Köberle of the Siemens Foundation, who monitored a pilot project using electric motorcycles in western Kenya, said some drivers were able to increase their savings by 30% by saving on the costs of bikes with internal combustion engines. “Some of the riders are really enthusiastic, they said it’s the first time in their life they have the feeling they can save some money,” she said.
The batteries used by most electric motorcycle projects in Kenya, Rwanda and the greater region can be swapped out, ensuring riders don’t have to waste time on charging. Instead, they drop the empty battery at a designated swapping station for a full one, which takes as little time as filling a tank with gasoline.
The batteries remain company property, which is helpful for riders. “The battery is still the most expensive part of the motorbike,” said Köberle. This reduces the cost and minimizes the economic risk of battery failure.
Solar buses made in Africa
However, swapping batteries in larger vehicles isn’t always possible, or feasible. This is why Ugandan company Kiira Motors came up with another innovative idea: using solar energy.

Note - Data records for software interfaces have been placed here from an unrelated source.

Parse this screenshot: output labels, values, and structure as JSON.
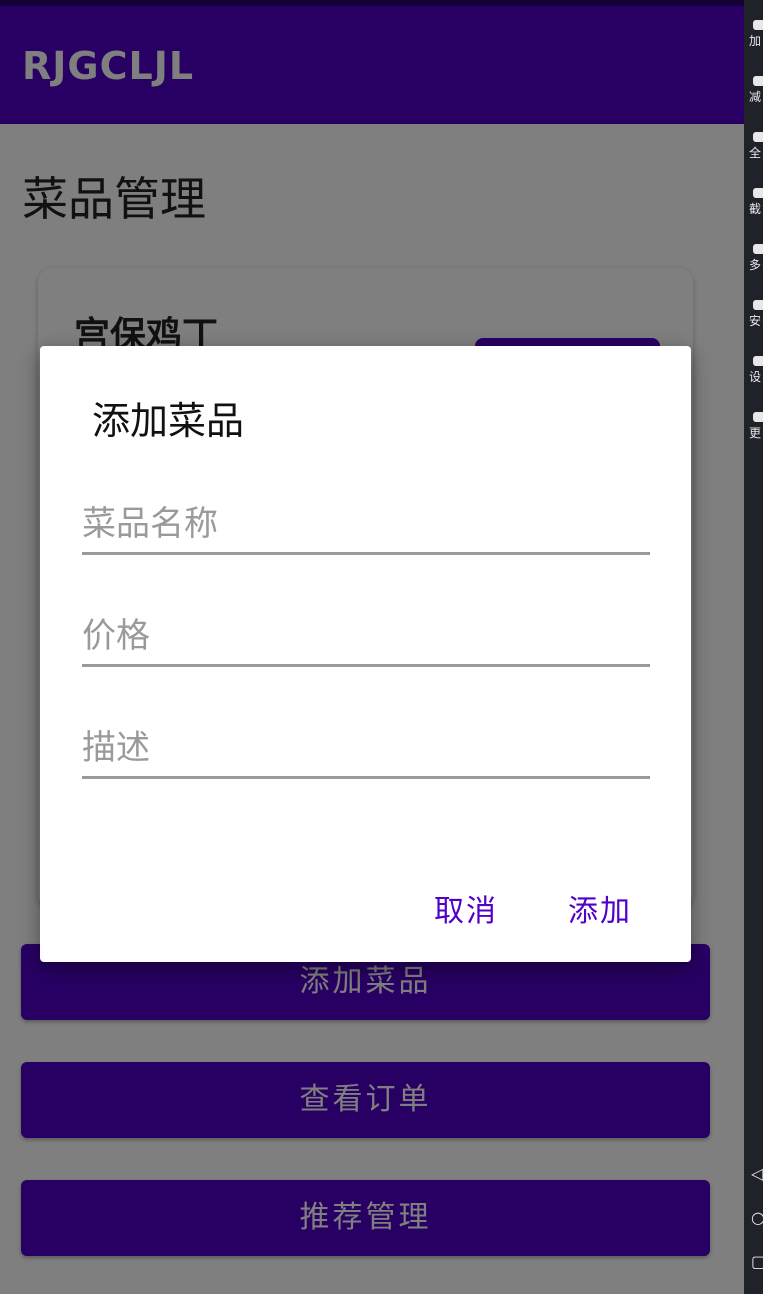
{
  "app": {
    "title": "RJGCLJL"
  },
  "page": {
    "title": "菜品管理",
    "card": {
      "dish_name": "宫保鸡丁"
    },
    "buttons": {
      "add": "添加菜品",
      "orders": "查看订单",
      "recommend": "推荐管理"
    }
  },
  "dialog": {
    "title": "添加菜品",
    "fields": {
      "name_placeholder": "菜品名称",
      "price_placeholder": "价格",
      "desc_placeholder": "描述"
    },
    "cancel": "取消",
    "confirm": "添加"
  },
  "sidebar": {
    "items": [
      {
        "icon": "volume-up-icon",
        "label": "加"
      },
      {
        "icon": "volume-down-icon",
        "label": "减"
      },
      {
        "icon": "fullscreen-icon",
        "label": "全"
      },
      {
        "icon": "scissors-icon",
        "label": "截"
      },
      {
        "icon": "multi-window-icon",
        "label": "多"
      },
      {
        "icon": "install-icon",
        "label": "安"
      },
      {
        "icon": "settings-icon",
        "label": "设"
      },
      {
        "icon": "more-icon",
        "label": "更"
      }
    ],
    "nav": {
      "back": "◁",
      "home": "○",
      "recent": "▢"
    }
  },
  "colors": {
    "accent": "#5000c8",
    "scrim": "rgba(0,0,0,0.5)",
    "sidebar_bg": "#1f2229"
  }
}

“One of the beauties we have as a nation is that we are located along the equator, and we receive sunshine eight hours consistently throughout the year,” said Allan Muhumuza, head of marketing for Kiira Motors.
One charge of the solar panel on the bus’ roof can allow the 49-seater to travel up to 300 kilometers (186 miles), enough for a regular day in operation.
However, electric buses are still rare in Africa. Kenya’s capital, Nairobi, just put its first two into service last year.
A bigger rollout is planned for Dakar, Senegal. By the end of 2023, it’s hoped a new commuter bus network to the suburbs will decongest traffic, with all of its 140 buses running on electricity.
But there’s also innovation happening far from the capitals. In the northeastern city of Maiduguri in Nigeria, DW met entrepreneur Mustapha Gajibo in his workshop. His electric 12-seater bus has a range of 200 kilometers and is also equipped with solar panels.
Gajibo’s hopes for his projects goes far beyond Maiduguri. “My vision is to be the leading manufacturer of electric vehicles not only in Nigeria but in the whole world,” he said.
Electric mobility has some obvious benefits — they’re free of emissions, harming neither the climate nor the health of the local population. Mobility expert Marah Köberle sees yet another advantage.
“This shift to e-mobility also brings the chance for a stronger focus on the ‘Made in Africa’ brand,” she said.
Source : Deutsche Welle